**The task**:
Find every line in the records below that contains the word "true", and copy each such line.

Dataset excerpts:

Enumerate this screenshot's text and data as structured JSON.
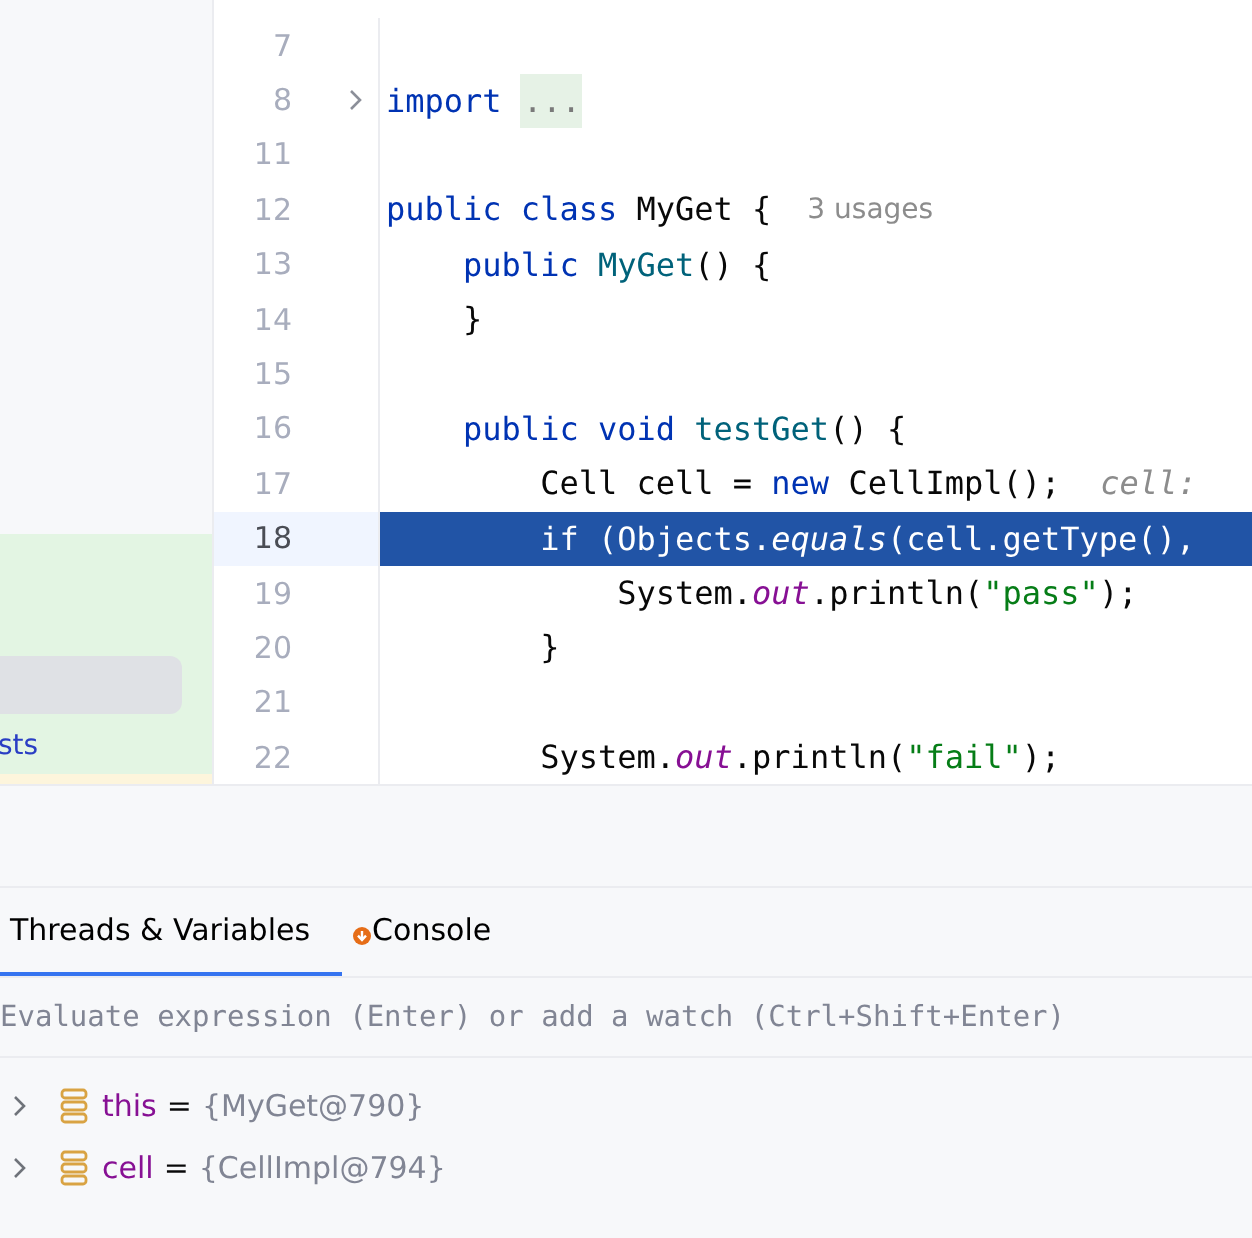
{
  "side_panel": {
    "cut_text": "sts"
  },
  "editor": {
    "lines": [
      {
        "number": "7",
        "current": false,
        "fold": false
      },
      {
        "number": "8",
        "current": false,
        "fold": true,
        "tokens": [
          {
            "kind": "keyword",
            "text": "import "
          },
          {
            "kind": "folded",
            "text": "..."
          }
        ]
      },
      {
        "number": "11",
        "current": false,
        "fold": false
      },
      {
        "number": "12",
        "current": false,
        "fold": false,
        "tokens": [
          {
            "kind": "keyword",
            "text": "public class "
          },
          {
            "kind": "plain",
            "text": "MyGet {"
          },
          {
            "kind": "hint",
            "text": "3 usages"
          }
        ]
      },
      {
        "number": "13",
        "current": false,
        "fold": false,
        "tokens": [
          {
            "kind": "keyword",
            "text": "    public "
          },
          {
            "kind": "declaration",
            "text": "MyGet"
          },
          {
            "kind": "plain",
            "text": "() {"
          }
        ]
      },
      {
        "number": "14",
        "current": false,
        "fold": false,
        "tokens": [
          {
            "kind": "plain",
            "text": "    }"
          }
        ]
      },
      {
        "number": "15",
        "current": false,
        "fold": false
      },
      {
        "number": "16",
        "current": false,
        "fold": false,
        "tokens": [
          {
            "kind": "keyword",
            "text": "    public void "
          },
          {
            "kind": "declaration",
            "text": "testGet"
          },
          {
            "kind": "plain",
            "text": "() {"
          }
        ]
      },
      {
        "number": "17",
        "current": false,
        "fold": false,
        "tokens": [
          {
            "kind": "plain",
            "text": "        Cell cell = "
          },
          {
            "kind": "keyword",
            "text": "new "
          },
          {
            "kind": "plain",
            "text": "CellImpl();"
          },
          {
            "kind": "inline_value",
            "text": "cell:"
          }
        ]
      },
      {
        "number": "18",
        "current": true,
        "fold": false,
        "tokens": [
          {
            "kind": "plain",
            "text": "        if (Objects."
          },
          {
            "kind": "static_call",
            "text": "equals"
          },
          {
            "kind": "plain",
            "text": "(cell.getType(),"
          }
        ]
      },
      {
        "number": "19",
        "current": false,
        "fold": false,
        "tokens": [
          {
            "kind": "plain",
            "text": "            System."
          },
          {
            "kind": "static_field",
            "text": "out"
          },
          {
            "kind": "plain",
            "text": ".println("
          },
          {
            "kind": "string",
            "text": "\"pass\""
          },
          {
            "kind": "plain",
            "text": ");"
          }
        ]
      },
      {
        "number": "20",
        "current": false,
        "fold": false,
        "tokens": [
          {
            "kind": "plain",
            "text": "        }"
          }
        ]
      },
      {
        "number": "21",
        "current": false,
        "fold": false
      },
      {
        "number": "22",
        "current": false,
        "fold": false,
        "tokens": [
          {
            "kind": "plain",
            "text": "        System."
          },
          {
            "kind": "static_field",
            "text": "out"
          },
          {
            "kind": "plain",
            "text": ".println("
          },
          {
            "kind": "string",
            "text": "\"fail\""
          },
          {
            "kind": "plain",
            "text": ");"
          }
        ]
      }
    ]
  },
  "debug_panel": {
    "tabs": [
      {
        "label": "Threads & Variables",
        "selected": true,
        "badge": false
      },
      {
        "label": "Console",
        "selected": false,
        "badge": true
      }
    ],
    "evaluate": {
      "placeholder": "Evaluate expression (Enter) or add a watch (Ctrl+Shift+Enter)"
    },
    "variables": [
      {
        "name": "this",
        "equals": "=",
        "value": "{MyGet@790}",
        "expanded": false
      },
      {
        "name": "cell",
        "equals": "=",
        "value": "{CellImpl@794}",
        "expanded": false
      }
    ]
  }
}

**Answer area**:
        "fold": true,
        "current": true,
        "selected": true,
        "badge": true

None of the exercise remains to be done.